- _INPUT MATERIAL_
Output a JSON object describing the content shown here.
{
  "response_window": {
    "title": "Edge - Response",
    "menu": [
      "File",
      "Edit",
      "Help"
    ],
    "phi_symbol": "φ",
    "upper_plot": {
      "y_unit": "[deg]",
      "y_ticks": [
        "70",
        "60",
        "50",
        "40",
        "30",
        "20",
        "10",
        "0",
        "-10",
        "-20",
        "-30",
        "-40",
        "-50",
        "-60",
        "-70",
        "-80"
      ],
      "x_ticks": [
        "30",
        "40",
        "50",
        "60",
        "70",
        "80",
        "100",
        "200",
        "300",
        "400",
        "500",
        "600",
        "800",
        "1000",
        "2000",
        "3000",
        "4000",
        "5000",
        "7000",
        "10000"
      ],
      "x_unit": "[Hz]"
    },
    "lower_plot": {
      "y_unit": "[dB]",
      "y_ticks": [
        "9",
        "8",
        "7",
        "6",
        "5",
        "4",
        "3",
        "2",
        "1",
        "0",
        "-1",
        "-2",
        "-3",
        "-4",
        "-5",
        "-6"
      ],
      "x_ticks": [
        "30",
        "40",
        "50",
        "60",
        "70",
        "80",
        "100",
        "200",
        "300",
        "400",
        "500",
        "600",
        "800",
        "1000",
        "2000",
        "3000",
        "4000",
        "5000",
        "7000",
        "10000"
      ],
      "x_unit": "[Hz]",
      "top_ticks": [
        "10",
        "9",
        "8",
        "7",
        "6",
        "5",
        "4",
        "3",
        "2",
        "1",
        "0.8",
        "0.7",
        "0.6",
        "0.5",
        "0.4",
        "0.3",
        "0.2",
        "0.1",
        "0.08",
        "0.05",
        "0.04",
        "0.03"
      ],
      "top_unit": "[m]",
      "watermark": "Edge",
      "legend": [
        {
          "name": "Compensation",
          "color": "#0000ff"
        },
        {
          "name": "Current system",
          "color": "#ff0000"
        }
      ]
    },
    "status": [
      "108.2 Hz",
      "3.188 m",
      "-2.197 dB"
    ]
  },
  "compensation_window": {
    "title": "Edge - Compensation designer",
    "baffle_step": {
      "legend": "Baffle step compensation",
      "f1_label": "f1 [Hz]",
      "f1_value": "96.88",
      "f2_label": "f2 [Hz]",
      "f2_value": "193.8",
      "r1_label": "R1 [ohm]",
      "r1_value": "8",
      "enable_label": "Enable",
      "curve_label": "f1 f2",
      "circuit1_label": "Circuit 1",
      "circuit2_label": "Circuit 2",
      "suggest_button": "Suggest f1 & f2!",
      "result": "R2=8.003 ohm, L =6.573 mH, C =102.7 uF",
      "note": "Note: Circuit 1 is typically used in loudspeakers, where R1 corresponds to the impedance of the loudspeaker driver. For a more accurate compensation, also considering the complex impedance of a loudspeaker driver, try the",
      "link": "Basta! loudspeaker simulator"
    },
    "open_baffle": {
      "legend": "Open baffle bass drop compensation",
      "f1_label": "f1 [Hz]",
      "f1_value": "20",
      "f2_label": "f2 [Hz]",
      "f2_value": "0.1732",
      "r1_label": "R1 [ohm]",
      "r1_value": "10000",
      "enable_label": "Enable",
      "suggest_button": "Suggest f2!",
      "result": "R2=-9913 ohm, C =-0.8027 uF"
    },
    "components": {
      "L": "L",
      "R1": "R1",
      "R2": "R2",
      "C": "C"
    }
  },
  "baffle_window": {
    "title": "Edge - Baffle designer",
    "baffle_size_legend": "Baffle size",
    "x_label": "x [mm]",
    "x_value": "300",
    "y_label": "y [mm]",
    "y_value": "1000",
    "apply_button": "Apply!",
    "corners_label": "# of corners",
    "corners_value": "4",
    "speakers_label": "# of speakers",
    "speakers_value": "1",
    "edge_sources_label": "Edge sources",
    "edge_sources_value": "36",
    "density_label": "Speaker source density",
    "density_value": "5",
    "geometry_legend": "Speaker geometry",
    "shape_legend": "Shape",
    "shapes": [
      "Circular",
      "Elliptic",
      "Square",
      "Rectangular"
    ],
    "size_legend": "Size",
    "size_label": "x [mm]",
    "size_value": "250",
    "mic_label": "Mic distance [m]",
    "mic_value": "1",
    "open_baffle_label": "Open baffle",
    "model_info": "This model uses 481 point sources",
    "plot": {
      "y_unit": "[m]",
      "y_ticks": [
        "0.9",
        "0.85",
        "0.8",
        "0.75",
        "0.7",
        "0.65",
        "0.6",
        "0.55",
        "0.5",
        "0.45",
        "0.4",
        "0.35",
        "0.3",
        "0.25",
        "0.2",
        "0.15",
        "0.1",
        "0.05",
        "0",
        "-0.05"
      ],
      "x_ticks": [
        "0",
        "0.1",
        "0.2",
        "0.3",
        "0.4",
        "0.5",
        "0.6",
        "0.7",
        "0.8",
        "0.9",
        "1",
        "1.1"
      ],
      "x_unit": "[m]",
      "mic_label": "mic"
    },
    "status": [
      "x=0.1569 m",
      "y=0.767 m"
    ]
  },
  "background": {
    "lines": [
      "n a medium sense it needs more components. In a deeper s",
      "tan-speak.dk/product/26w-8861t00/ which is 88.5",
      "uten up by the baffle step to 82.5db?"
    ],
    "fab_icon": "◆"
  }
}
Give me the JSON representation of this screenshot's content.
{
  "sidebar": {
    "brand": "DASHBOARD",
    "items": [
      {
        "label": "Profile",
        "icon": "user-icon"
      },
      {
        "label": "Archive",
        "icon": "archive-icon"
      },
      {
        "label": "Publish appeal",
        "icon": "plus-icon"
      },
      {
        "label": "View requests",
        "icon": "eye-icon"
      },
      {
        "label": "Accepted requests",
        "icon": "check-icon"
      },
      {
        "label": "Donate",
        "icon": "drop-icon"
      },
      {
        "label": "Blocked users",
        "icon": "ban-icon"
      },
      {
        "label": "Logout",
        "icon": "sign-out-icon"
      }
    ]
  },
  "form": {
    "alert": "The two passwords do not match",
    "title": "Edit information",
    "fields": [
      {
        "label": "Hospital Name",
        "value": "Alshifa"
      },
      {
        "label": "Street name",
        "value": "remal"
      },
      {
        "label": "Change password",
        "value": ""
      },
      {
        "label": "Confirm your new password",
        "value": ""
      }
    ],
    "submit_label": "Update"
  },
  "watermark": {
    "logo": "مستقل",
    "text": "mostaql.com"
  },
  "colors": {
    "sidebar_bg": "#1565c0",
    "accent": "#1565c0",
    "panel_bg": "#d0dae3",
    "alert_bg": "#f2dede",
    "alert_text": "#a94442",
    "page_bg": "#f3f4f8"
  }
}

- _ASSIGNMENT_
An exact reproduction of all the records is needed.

- _ANSWER BELOW_
Output a JSON object describing the content shown here.
{
  "response_window": {
    "title": "Edge - Response",
    "menu": [
      "File",
      "Edit",
      "Help"
    ],
    "phi_symbol": "φ",
    "upper_plot": {
      "y_unit": "[deg]",
      "y_ticks": [
        "70",
        "60",
        "50",
        "40",
        "30",
        "20",
        "10",
        "0",
        "-10",
        "-20",
        "-30",
        "-40",
        "-50",
        "-60",
        "-70",
        "-80"
      ],
      "x_ticks": [
        "30",
        "40",
        "50",
        "60",
        "70",
        "80",
        "100",
        "200",
        "300",
        "400",
        "500",
        "600",
        "800",
        "1000",
        "2000",
        "3000",
        "4000",
        "5000",
        "7000",
        "10000"
      ],
      "x_unit": "[Hz]"
    },
    "lower_plot": {
      "y_unit": "[dB]",
      "y_ticks": [
        "9",
        "8",
        "7",
        "6",
        "5",
        "4",
        "3",
        "2",
        "1",
        "0",
        "-1",
        "-2",
        "-3",
        "-4",
        "-5",
        "-6"
      ],
      "x_ticks": [
        "30",
        "40",
        "50",
        "60",
        "70",
        "80",
        "100",
        "200",
        "300",
        "400",
        "500",
        "600",
        "800",
        "1000",
        "2000",
        "3000",
        "4000",
        "5000",
        "7000",
        "10000"
      ],
      "x_unit": "[Hz]",
      "top_ticks": [
        "10",
        "9",
        "8",
        "7",
        "6",
        "5",
        "4",
        "3",
        "2",
        "1",
        "0.8",
        "0.7",
        "0.6",
        "0.5",
        "0.4",
        "0.3",
        "0.2",
        "0.1",
        "0.08",
        "0.05",
        "0.04",
        "0.03"
      ],
      "top_unit": "[m]",
      "watermark": "Edge",
      "legend": [
        {
          "name": "Compensation",
          "color": "#0000ff"
        },
        {
          "name": "Current system",
          "color": "#ff0000"
        }
      ]
    },
    "status": [
      "108.2 Hz",
      "3.188 m",
      "-2.197 dB"
    ]
  },
  "compensation_window": {
    "title": "Edge - Compensation designer",
    "baffle_step": {
      "legend": "Baffle step compensation",
      "f1_label": "f1 [Hz]",
      "f1_value": "96.88",
      "f2_label": "f2 [Hz]",
      "f2_value": "193.8",
      "r1_label": "R1 [ohm]",
      "r1_value": "8",
      "enable_label": "Enable",
      "curve_label": "f1 f2",
      "circuit1_label": "Circuit 1",
      "circuit2_label": "Circuit 2",
      "suggest_button": "Suggest f1 & f2!",
      "result": "R2=8.003 ohm, L =6.573 mH, C =102.7 uF",
      "note": "Note: Circuit 1 is typically used in loudspeakers, where R1 corresponds to the impedance of the loudspeaker driver. For a more accurate compensation, also considering the complex impedance of a loudspeaker driver, try the",
      "link": "Basta! loudspeaker simulator"
    },
    "open_baffle": {
      "legend": "Open baffle bass drop compensation",
      "f1_label": "f1 [Hz]",
      "f1_value": "20",
      "f2_label": "f2 [Hz]",
      "f2_value": "0.1732",
      "r1_label": "R1 [ohm]",
      "r1_value": "10000",
      "enable_label": "Enable",
      "suggest_button": "Suggest f2!",
      "result": "R2=-9913 ohm, C =-0.8027 uF"
    },
    "components": {
      "L": "L",
      "R1": "R1",
      "R2": "R2",
      "C": "C"
    }
  },
  "baffle_window": {
    "title": "Edge - Baffle designer",
    "baffle_size_legend": "Baffle size",
    "x_label": "x [mm]",
    "x_value": "300",
    "y_label": "y [mm]",
    "y_value": "1000",
    "apply_button": "Apply!",
    "corners_label": "# of corners",
    "corners_value": "4",
    "speakers_label": "# of speakers",
    "speakers_value": "1",
    "edge_sources_label": "Edge sources",
    "edge_sources_value": "36",
    "density_label": "Speaker source density",
    "density_value": "5",
    "geometry_legend": "Speaker geometry",
    "shape_legend": "Shape",
    "shapes": [
      "Circular",
      "Elliptic",
      "Square",
      "Rectangular"
    ],
    "size_legend": "Size",
    "size_label": "x [mm]",
    "size_value": "250",
    "mic_label": "Mic distance [m]",
    "mic_value": "1",
    "open_baffle_label": "Open baffle",
    "model_info": "This model uses 481 point sources",
    "plot": {
      "y_unit": "[m]",
      "y_ticks": [
        "0.9",
        "0.85",
        "0.8",
        "0.75",
        "0.7",
        "0.65",
        "0.6",
        "0.55",
        "0.5",
        "0.45",
        "0.4",
        "0.35",
        "0.3",
        "0.25",
        "0.2",
        "0.15",
        "0.1",
        "0.05",
        "0",
        "-0.05"
      ],
      "x_ticks": [
        "0",
        "0.1",
        "0.2",
        "0.3",
        "0.4",
        "0.5",
        "0.6",
        "0.7",
        "0.8",
        "0.9",
        "1",
        "1.1"
      ],
      "x_unit": "[m]",
      "mic_label": "mic"
    },
    "status": [
      "x=0.1569 m",
      "y=0.767 m"
    ]
  },
  "background": {
    "lines": [
      "n a medium sense it needs more components. In a deeper s",
      "tan-speak.dk/product/26w-8861t00/ which is 88.5",
      "uten up by the baffle step to 82.5db?"
    ],
    "fab_icon": "◆"
  }
}
Give me the JSON representation of this screenshot's content.
{
  "sidebar": {
    "brand": "DASHBOARD",
    "items": [
      {
        "label": "Profile",
        "icon": "user-icon"
      },
      {
        "label": "Archive",
        "icon": "archive-icon"
      },
      {
        "label": "Publish appeal",
        "icon": "plus-icon"
      },
      {
        "label": "View requests",
        "icon": "eye-icon"
      },
      {
        "label": "Accepted requests",
        "icon": "check-icon"
      },
      {
        "label": "Donate",
        "icon": "drop-icon"
      },
      {
        "label": "Blocked users",
        "icon": "ban-icon"
      },
      {
        "label": "Logout",
        "icon": "sign-out-icon"
      }
    ]
  },
  "form": {
    "alert": "The two passwords do not match",
    "title": "Edit information",
    "fields": [
      {
        "label": "Hospital Name",
        "value": "Alshifa"
      },
      {
        "label": "Street name",
        "value": "remal"
      },
      {
        "label": "Change password",
        "value": ""
      },
      {
        "label": "Confirm your new password",
        "value": ""
      }
    ],
    "submit_label": "Update"
  },
  "watermark": {
    "logo": "مستقل",
    "text": "mostaql.com"
  },
  "colors": {
    "sidebar_bg": "#1565c0",
    "accent": "#1565c0",
    "panel_bg": "#d0dae3",
    "alert_bg": "#f2dede",
    "alert_text": "#a94442",
    "page_bg": "#f3f4f8"
  }
}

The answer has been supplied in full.